NanoView didn’t take off in the fashion of a rocket ship, as sometimes happens with startups. COVID provided one blow. The company was showing momentum, but a lot of the academic research labs were shut down and those that were operating were open were hardly focused on exosomes. NanoView was up against much larger, entrenched competitors and though they believed their technology was superior, they were still at the point where every sale was a custom job. “You want that flywheel spinning,” Freedman said. Instead, it was a grind.
Growth for the company returned in 2021 and resulted in a strong year for NanoView. In early 2022, NanoView began developing a product for the cell and gene therapy market. That, Freedman and Daaboul believe, is what drew the attention of Unchained Labs, which purchased the company in May of that year. The deal terms are undisclosed, but Daaboul and Freedman feel that the technology has found a great home and that the founders and investors had a successful journey.
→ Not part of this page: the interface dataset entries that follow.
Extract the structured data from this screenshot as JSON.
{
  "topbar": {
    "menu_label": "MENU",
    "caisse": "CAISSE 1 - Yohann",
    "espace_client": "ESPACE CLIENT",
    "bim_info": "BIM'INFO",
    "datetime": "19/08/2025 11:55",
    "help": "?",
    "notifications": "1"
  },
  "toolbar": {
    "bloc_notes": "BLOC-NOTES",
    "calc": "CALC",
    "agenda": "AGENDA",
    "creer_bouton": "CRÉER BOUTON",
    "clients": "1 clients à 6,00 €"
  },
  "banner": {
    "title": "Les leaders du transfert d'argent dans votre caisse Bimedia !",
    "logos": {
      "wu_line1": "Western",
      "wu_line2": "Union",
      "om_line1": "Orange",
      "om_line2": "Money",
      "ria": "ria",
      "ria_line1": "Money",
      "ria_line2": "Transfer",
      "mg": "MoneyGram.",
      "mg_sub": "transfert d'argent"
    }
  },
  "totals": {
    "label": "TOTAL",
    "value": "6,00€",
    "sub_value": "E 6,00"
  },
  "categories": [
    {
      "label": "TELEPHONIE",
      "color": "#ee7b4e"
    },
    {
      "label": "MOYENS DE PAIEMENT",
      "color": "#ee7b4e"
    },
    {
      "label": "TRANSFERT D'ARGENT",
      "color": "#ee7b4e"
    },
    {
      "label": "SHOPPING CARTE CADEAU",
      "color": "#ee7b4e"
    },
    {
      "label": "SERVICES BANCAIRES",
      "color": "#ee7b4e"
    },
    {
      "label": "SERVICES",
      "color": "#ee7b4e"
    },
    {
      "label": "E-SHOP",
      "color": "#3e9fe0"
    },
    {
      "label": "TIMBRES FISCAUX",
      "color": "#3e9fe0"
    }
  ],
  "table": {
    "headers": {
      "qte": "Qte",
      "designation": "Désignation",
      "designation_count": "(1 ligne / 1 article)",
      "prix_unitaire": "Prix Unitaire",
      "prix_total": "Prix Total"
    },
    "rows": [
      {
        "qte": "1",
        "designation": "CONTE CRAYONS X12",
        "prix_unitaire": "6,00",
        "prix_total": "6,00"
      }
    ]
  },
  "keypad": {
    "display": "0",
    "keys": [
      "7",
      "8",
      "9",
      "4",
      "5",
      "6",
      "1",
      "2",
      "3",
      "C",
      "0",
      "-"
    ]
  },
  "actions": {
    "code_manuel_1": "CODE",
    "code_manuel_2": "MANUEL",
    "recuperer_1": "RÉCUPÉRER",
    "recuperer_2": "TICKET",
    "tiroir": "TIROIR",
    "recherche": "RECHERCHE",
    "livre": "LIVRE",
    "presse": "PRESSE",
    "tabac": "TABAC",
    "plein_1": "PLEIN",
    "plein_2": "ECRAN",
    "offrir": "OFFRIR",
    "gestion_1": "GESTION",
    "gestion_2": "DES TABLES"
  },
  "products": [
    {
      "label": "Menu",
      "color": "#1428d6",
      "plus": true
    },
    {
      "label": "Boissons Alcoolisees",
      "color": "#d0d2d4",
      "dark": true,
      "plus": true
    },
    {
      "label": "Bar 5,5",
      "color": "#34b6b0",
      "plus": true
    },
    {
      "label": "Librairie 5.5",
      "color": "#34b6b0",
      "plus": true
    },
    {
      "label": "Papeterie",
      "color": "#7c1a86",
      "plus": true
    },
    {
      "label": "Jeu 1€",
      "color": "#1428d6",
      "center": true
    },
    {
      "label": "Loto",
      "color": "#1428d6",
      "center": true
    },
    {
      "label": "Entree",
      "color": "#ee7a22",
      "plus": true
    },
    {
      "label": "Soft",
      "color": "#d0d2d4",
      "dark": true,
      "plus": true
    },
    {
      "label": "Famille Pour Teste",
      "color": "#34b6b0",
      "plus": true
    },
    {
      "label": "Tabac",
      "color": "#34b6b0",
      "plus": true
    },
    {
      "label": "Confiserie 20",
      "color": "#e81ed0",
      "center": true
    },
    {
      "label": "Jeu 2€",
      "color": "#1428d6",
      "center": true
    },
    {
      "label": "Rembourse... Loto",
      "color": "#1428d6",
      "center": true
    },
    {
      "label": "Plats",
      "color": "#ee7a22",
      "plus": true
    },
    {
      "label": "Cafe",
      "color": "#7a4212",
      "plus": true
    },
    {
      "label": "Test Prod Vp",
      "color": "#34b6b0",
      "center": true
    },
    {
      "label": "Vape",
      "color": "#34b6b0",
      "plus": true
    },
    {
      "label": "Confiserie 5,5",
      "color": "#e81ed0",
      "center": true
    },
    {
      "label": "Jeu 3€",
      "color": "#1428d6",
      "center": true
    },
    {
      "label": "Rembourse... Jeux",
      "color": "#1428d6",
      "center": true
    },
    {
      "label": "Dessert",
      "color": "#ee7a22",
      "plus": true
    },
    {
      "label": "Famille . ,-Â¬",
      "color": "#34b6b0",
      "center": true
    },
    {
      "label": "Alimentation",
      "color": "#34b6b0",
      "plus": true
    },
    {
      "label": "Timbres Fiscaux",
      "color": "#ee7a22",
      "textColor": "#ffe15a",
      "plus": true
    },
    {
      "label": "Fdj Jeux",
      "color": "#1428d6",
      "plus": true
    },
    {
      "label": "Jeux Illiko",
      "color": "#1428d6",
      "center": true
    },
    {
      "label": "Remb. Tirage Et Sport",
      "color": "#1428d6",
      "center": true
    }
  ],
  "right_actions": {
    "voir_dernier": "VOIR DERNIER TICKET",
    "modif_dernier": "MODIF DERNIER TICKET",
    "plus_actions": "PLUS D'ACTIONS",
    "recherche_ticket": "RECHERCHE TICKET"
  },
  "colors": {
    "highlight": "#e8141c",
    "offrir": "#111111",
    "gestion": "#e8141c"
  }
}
The pair worked long enough at Unchained Labs to see its product relaunched under the brand name Leprechaun. “They’re great at commercializing. That’s what they do,” Daaboul said of Unchained. “Basically, we got the product to the point where they can start selling it.” The two left around nine months after the sale, in early 2023 and, after a few weeks of much-needed rest and rejuvenation with family, have slowly started to work their networks in search of what might be next. “Ultimately, I would love to start another company,” Freedman said. Both are hoping to work as advisors and mentors to others just starting the path that they travelled.
“The thing I love about our experience is that at BU, I always felt like we were all on the same team,” Daaboul said. “Everyone was so supportive in helping us get things off the ground.” Both Daaboul and Freedman are keen to do what they can do to help younger versions of themselves on their entrepreneurial journey, especially if they have an affiliation with BU, because they want to give back for all the help they received along their journey.